### ENTRIES PROVIDED
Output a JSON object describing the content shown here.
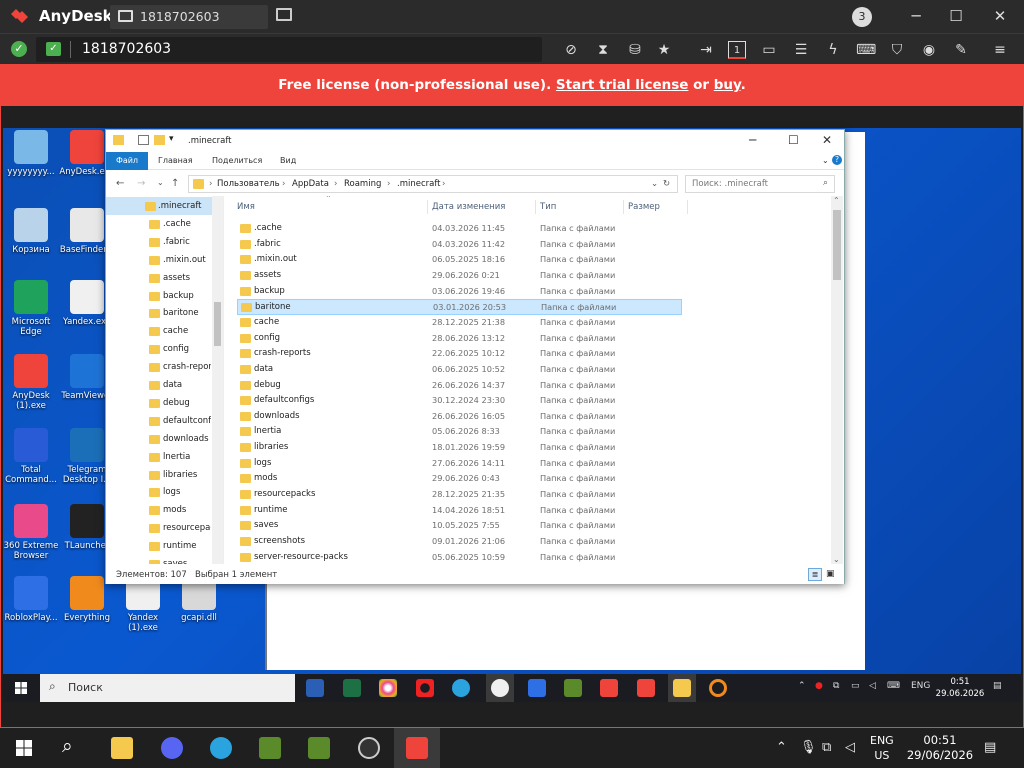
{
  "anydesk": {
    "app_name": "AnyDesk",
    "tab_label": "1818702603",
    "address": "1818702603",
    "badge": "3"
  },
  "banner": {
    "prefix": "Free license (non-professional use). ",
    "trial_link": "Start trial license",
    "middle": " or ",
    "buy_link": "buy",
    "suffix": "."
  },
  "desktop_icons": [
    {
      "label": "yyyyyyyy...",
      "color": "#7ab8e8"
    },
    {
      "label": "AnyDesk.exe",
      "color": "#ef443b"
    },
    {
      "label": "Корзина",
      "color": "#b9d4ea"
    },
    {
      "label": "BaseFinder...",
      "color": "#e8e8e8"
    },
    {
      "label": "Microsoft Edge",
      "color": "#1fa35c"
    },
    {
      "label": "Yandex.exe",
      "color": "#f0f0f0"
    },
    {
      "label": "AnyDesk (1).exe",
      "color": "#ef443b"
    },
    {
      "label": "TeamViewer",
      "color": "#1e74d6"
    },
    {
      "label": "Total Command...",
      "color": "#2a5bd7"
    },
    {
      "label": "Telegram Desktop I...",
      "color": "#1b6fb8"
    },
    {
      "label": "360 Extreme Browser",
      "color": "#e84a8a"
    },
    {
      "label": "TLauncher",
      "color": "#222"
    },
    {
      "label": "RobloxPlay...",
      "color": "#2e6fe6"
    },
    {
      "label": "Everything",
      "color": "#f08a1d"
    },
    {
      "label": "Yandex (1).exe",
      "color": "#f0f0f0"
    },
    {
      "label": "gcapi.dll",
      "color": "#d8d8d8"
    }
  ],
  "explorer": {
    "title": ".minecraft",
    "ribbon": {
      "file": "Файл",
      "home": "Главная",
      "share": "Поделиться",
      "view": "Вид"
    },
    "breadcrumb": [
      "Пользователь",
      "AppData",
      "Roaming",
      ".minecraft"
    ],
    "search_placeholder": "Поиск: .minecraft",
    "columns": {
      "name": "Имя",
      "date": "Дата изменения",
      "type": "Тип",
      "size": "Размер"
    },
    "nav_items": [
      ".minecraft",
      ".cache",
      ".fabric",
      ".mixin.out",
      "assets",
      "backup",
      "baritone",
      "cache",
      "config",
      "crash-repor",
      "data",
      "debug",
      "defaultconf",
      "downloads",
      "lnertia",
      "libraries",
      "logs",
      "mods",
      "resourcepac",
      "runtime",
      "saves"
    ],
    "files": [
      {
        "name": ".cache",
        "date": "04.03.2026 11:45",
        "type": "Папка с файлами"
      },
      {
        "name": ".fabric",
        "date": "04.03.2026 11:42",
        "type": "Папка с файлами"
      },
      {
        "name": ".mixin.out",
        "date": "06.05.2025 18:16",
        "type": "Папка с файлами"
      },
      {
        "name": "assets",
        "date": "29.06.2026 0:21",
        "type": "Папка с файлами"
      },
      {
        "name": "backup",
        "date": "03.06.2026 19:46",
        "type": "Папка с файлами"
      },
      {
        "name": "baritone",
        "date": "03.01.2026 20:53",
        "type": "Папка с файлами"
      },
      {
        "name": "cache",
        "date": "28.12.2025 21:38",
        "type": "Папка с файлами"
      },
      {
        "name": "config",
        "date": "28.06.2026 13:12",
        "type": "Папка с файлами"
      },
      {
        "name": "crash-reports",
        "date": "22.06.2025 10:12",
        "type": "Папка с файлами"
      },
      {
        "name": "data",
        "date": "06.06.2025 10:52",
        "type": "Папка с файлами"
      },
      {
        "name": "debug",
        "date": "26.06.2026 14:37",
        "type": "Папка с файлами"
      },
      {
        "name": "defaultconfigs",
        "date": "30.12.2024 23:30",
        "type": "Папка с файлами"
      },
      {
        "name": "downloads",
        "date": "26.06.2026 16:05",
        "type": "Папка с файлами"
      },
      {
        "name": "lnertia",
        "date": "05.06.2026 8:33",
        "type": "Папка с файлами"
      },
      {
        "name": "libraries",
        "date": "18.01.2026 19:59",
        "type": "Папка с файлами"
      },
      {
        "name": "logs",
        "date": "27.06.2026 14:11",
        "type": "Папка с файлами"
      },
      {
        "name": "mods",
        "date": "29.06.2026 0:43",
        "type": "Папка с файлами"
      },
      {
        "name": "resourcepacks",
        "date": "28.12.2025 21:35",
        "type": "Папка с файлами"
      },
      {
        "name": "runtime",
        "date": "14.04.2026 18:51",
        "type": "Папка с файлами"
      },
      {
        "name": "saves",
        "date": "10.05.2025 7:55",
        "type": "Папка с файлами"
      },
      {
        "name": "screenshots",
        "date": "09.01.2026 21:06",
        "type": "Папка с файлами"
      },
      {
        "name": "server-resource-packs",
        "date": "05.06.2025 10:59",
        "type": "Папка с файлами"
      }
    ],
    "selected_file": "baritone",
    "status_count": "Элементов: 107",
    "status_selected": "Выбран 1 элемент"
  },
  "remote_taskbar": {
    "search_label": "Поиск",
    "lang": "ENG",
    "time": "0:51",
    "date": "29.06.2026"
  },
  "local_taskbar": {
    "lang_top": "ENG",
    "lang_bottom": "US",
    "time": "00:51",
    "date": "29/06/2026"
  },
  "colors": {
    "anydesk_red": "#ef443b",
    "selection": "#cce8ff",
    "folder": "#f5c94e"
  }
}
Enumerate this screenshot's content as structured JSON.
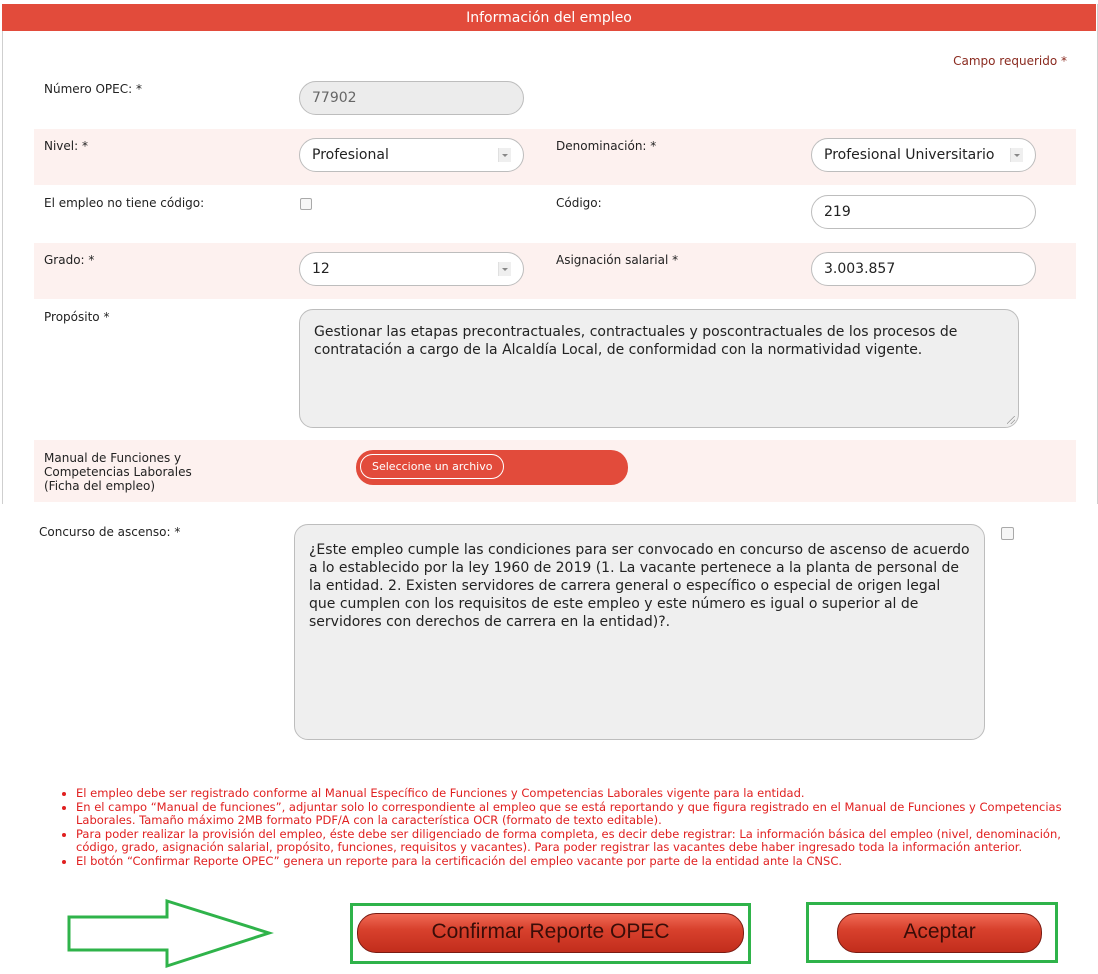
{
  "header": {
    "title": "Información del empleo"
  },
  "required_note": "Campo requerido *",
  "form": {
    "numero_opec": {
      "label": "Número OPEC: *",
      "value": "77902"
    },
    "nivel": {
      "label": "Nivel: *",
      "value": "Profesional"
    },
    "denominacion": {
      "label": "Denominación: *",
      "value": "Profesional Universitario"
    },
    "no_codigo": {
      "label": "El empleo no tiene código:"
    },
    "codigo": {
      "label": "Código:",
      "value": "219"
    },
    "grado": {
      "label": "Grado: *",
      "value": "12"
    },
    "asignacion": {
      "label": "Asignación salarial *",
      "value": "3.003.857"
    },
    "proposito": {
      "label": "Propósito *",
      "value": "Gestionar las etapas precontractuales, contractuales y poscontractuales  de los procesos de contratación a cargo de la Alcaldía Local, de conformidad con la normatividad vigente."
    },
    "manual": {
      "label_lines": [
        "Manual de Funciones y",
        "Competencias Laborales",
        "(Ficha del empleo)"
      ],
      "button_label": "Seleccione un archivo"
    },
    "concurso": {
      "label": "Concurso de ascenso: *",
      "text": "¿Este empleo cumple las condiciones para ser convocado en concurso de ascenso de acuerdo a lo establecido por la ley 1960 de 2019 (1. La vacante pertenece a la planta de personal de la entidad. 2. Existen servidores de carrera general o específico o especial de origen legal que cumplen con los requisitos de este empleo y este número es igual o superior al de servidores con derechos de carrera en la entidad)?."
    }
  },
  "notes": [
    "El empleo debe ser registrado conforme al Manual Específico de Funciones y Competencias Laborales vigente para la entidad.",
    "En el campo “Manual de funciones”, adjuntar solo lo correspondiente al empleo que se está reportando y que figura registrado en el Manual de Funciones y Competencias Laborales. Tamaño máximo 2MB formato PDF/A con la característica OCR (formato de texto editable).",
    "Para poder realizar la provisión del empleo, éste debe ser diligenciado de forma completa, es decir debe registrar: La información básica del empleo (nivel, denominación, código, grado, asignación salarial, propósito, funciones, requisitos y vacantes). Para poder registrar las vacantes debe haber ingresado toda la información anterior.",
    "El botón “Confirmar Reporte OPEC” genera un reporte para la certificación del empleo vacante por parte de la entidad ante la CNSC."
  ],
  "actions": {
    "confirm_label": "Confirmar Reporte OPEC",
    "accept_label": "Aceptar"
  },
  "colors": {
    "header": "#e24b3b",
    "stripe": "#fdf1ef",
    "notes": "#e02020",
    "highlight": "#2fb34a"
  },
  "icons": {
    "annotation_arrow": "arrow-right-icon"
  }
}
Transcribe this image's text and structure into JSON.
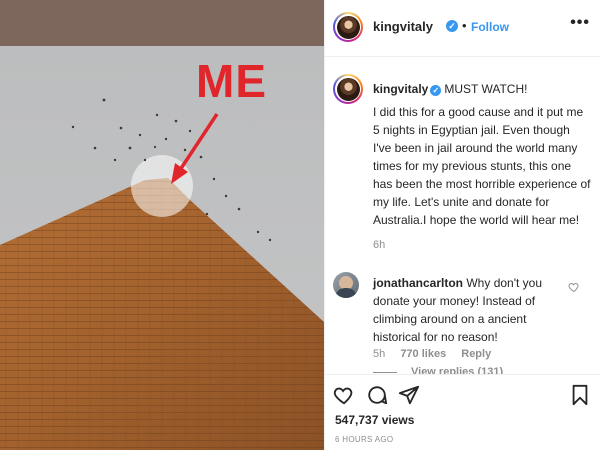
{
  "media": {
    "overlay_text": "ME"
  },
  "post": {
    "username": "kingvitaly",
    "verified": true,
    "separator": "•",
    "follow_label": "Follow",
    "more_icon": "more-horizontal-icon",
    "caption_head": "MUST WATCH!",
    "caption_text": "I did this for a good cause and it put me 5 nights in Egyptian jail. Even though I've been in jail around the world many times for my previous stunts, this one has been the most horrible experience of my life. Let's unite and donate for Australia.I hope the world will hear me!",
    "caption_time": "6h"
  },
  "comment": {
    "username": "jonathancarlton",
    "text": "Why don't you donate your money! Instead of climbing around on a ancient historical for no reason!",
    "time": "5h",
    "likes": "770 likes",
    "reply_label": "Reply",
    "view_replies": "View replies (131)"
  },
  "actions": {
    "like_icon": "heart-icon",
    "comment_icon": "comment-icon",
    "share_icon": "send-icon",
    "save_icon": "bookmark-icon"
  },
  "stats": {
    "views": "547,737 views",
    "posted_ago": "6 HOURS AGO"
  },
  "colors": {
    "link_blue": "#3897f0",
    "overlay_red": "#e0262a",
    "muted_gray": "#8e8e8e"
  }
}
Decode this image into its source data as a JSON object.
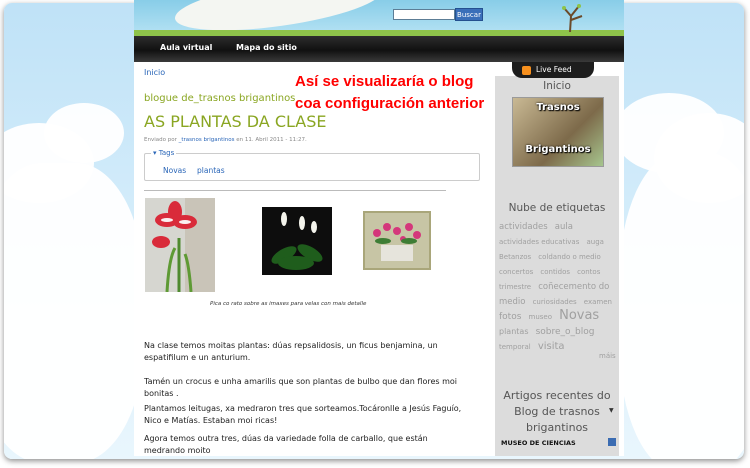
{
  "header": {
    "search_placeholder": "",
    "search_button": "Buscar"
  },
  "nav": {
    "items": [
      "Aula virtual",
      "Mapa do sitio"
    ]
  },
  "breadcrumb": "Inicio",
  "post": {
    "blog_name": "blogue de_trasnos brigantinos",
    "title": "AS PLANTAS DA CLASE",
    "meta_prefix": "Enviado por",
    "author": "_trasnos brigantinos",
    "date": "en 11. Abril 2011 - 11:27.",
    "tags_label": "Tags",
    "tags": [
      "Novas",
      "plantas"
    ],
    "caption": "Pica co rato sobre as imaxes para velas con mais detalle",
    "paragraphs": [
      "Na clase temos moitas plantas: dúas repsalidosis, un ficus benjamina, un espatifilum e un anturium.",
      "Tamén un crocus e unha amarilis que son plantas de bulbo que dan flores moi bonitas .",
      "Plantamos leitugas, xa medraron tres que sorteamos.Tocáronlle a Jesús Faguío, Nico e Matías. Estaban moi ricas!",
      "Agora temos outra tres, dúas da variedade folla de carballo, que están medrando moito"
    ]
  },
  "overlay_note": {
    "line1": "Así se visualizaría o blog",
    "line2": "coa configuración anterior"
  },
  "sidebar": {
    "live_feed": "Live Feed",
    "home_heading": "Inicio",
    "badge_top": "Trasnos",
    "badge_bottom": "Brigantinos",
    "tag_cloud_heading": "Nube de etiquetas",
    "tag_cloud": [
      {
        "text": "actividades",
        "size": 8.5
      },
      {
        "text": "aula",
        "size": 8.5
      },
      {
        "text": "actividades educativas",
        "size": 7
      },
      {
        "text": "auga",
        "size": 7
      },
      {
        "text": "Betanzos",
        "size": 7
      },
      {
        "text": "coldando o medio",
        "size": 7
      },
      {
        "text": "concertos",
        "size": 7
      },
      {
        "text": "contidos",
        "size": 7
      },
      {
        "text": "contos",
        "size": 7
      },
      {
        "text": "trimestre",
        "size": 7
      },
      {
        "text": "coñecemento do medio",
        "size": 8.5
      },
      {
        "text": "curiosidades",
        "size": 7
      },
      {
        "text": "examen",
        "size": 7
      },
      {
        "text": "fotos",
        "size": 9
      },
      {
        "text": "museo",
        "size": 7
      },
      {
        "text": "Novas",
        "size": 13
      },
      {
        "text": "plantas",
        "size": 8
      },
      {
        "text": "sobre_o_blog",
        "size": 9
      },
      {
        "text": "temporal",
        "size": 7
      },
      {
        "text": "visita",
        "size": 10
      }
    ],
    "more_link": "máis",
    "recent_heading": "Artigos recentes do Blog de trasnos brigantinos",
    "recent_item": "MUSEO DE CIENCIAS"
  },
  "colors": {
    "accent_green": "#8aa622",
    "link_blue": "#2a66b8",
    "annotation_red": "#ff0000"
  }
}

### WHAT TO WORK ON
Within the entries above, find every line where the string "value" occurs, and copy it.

### WRITTEN SOLUTION
      "value": "77902"
      "value": "Profesional"
      "value": "Profesional Universitario"
      "value": "219"
      "value": "12"
      "value": "3.003.857"
      "value": "Gestionar las etapas precontractuales, contractuales y poscontractuales  de los procesos de contratación a cargo de la Alcaldía Local, de conformidad con la normatividad vigente."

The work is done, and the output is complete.